“We want people to walk. We want people to use public transit and we want people to bike as a city,” Caroll said. “It’s a question of ‘how do you get there?’ If you are going to a restaurant do you expect to park on site? What Bown tried to do was to organize that in a single location. We want parking to be used to its highest extent so people are encouraged to use alternative modes of transportation.”
The council delibrated, and ultimately found no reason to side with the developer’s appeal.
“While much of Bown Crossing is working really well – maybe too well – there’s still that part of it that is still that suburban style that doesn’t really facilitate that kind of park and walk that might work in a different place,” council member Elaine Clegg said.
She also noted that this is generally the type of development the city wants to encourage, but the planning and zoning decision is correct based on the city’s laws and policies.

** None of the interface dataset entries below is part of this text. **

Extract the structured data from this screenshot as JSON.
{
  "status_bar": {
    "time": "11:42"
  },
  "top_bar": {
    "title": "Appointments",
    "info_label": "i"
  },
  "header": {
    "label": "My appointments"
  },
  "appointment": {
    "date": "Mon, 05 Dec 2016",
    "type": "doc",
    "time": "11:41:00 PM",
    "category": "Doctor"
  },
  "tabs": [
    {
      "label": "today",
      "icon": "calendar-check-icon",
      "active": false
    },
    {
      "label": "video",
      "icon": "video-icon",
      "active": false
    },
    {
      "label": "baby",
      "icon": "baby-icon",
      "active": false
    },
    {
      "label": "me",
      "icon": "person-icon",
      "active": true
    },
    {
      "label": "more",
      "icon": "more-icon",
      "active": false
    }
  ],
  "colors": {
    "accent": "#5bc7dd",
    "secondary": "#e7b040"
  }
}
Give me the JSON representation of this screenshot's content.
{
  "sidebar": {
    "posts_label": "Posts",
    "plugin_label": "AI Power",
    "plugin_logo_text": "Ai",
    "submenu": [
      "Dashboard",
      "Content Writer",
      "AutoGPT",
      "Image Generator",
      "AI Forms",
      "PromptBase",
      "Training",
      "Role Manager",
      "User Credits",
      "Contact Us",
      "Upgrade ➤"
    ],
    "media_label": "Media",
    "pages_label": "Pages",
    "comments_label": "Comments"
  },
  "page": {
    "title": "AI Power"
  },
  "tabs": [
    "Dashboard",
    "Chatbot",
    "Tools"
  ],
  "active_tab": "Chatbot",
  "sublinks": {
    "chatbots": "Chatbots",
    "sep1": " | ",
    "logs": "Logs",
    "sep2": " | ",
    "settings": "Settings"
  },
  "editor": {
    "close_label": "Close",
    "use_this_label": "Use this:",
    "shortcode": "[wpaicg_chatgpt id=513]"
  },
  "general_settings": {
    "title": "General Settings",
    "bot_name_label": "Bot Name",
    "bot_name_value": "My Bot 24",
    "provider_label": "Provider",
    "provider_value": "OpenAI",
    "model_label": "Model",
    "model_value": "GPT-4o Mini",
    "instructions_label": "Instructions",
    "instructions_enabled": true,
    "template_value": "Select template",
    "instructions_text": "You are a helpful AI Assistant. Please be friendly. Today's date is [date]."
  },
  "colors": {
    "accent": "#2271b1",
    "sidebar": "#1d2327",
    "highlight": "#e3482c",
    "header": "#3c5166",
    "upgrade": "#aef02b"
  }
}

“I can’t find a reason to overturn this decision, but I think the applicant is right this is what we want in this place,” Clegg said.
Council member Holli Woodings agreed.
“I definitely see the aspiration here of having something that is really pedestrian-oriented that is right by transit, but I just don’t think we are there yet,” she said. “It’s a big parking reduction, it’s substantial.”
Council President Lauren McLean said the city should look at this development as it impacts other similar concepts around the city. City leaders, planners and staff often hold up Bown Crossing as an example of the type of development they want to encourage.
“There’s a parking puzzle that we didn’t forsee, and that we should look at in other areas in the city where we are trying to do activity centers like that,” she said. “Parking is not unlike roadways – the more you provide, the more you want to bring their car.”
The final council vote was unanimous.
In her testimony, Carroll also said the issue is likely bound for court.
“This is a future civil dispute, and we are confident we would prevail,” she said.